- **Task brief**: Please return every line in the entries below with the word "Photobooth" in it.

----------------------------------------

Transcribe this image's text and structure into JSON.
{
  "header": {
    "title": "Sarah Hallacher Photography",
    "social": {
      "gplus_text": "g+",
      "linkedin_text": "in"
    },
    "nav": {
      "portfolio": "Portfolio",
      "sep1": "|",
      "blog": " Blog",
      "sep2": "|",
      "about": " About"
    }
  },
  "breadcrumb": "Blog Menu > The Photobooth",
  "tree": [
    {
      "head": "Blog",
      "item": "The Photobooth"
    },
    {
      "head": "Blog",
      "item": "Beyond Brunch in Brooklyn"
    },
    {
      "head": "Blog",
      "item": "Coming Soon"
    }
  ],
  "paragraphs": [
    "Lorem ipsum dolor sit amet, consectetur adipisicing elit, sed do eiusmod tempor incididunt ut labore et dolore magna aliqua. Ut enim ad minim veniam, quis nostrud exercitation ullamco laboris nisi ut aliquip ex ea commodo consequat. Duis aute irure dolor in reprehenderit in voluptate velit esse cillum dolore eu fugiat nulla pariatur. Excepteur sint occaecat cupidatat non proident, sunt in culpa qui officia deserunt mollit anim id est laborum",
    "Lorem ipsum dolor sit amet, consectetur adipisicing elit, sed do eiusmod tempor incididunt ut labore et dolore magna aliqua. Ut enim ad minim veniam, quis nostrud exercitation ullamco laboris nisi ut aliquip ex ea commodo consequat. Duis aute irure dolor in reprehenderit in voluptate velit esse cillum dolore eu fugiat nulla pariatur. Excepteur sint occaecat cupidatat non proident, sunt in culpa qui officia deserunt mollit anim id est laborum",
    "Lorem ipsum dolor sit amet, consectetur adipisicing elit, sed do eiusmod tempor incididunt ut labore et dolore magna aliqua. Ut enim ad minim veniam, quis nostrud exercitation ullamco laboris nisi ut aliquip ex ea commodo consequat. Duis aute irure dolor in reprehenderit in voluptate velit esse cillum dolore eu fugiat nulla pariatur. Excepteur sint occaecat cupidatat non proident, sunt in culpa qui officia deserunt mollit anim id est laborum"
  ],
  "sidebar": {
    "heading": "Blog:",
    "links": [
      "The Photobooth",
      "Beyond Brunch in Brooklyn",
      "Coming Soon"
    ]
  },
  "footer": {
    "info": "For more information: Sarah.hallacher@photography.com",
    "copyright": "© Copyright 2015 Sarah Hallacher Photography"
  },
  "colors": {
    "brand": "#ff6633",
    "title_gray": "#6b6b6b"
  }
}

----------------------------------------

- **Solution for this exercise**:
  "breadcrumb": "Blog Menu > The Photobooth",
      "item": "The Photobooth"
      "The Photobooth",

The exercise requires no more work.